:: Stored data

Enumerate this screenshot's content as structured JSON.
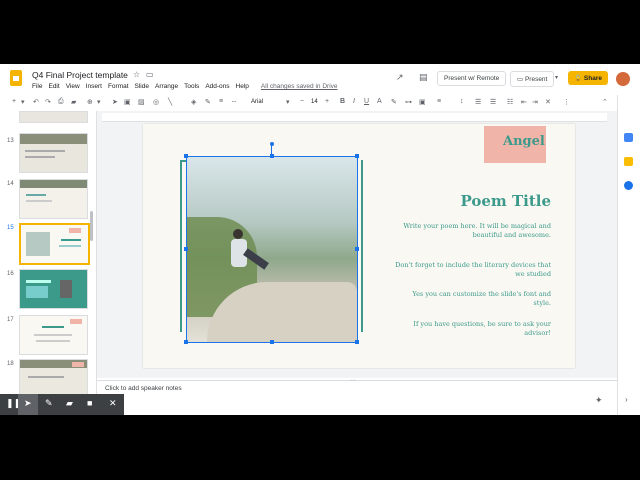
{
  "title_bar": {
    "doc_title": "Q4 Final Project template",
    "menu": [
      "File",
      "Edit",
      "View",
      "Insert",
      "Format",
      "Slide",
      "Arrange",
      "Tools",
      "Add-ons",
      "Help"
    ],
    "saved_status": "All changes saved in Drive",
    "present_remote_label": "Present w/ Remote",
    "present_label": "Present",
    "share_label": "Share"
  },
  "toolbar": {
    "font": "Arial",
    "font_size": "14"
  },
  "filmstrip": {
    "slides": [
      {
        "number": "13"
      },
      {
        "number": "14"
      },
      {
        "number": "15"
      },
      {
        "number": "16"
      },
      {
        "number": "17"
      },
      {
        "number": "18"
      }
    ],
    "selected": "15"
  },
  "slide": {
    "name_label": "Angel",
    "heading": "Poem Title",
    "paragraphs": [
      "Write your poem here. It will be magical and beautiful and awesome.",
      "Don't forget to include the literary devices that we studied",
      "Yes you can customize the slide's font and style.",
      "If you have questions, be sure to ask your advisor!"
    ]
  },
  "notes": {
    "placeholder": "Click to add speaker notes"
  },
  "colors": {
    "accent": "#3c9a8c",
    "name_box": "#f0b5a8",
    "share": "#f4b400",
    "selection": "#1a73e8"
  }
}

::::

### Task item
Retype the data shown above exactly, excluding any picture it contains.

### Solution for this task
Enumerate this screenshot's content as structured JSON.
{
  "title_bar": {
    "doc_title": "Q4 Final Project template",
    "menu": [
      "File",
      "Edit",
      "View",
      "Insert",
      "Format",
      "Slide",
      "Arrange",
      "Tools",
      "Add-ons",
      "Help"
    ],
    "saved_status": "All changes saved in Drive",
    "present_remote_label": "Present w/ Remote",
    "present_label": "Present",
    "share_label": "Share"
  },
  "toolbar": {
    "font": "Arial",
    "font_size": "14"
  },
  "filmstrip": {
    "slides": [
      {
        "number": "13"
      },
      {
        "number": "14"
      },
      {
        "number": "15"
      },
      {
        "number": "16"
      },
      {
        "number": "17"
      },
      {
        "number": "18"
      }
    ],
    "selected": "15"
  },
  "slide": {
    "name_label": "Angel",
    "heading": "Poem Title",
    "paragraphs": [
      "Write your poem here. It will be magical and beautiful and awesome.",
      "Don't forget to include the literary devices that we studied",
      "Yes you can customize the slide's font and style.",
      "If you have questions, be sure to ask your advisor!"
    ]
  },
  "notes": {
    "placeholder": "Click to add speaker notes"
  },
  "colors": {
    "accent": "#3c9a8c",
    "name_box": "#f0b5a8",
    "share": "#f4b400",
    "selection": "#1a73e8"
  }
}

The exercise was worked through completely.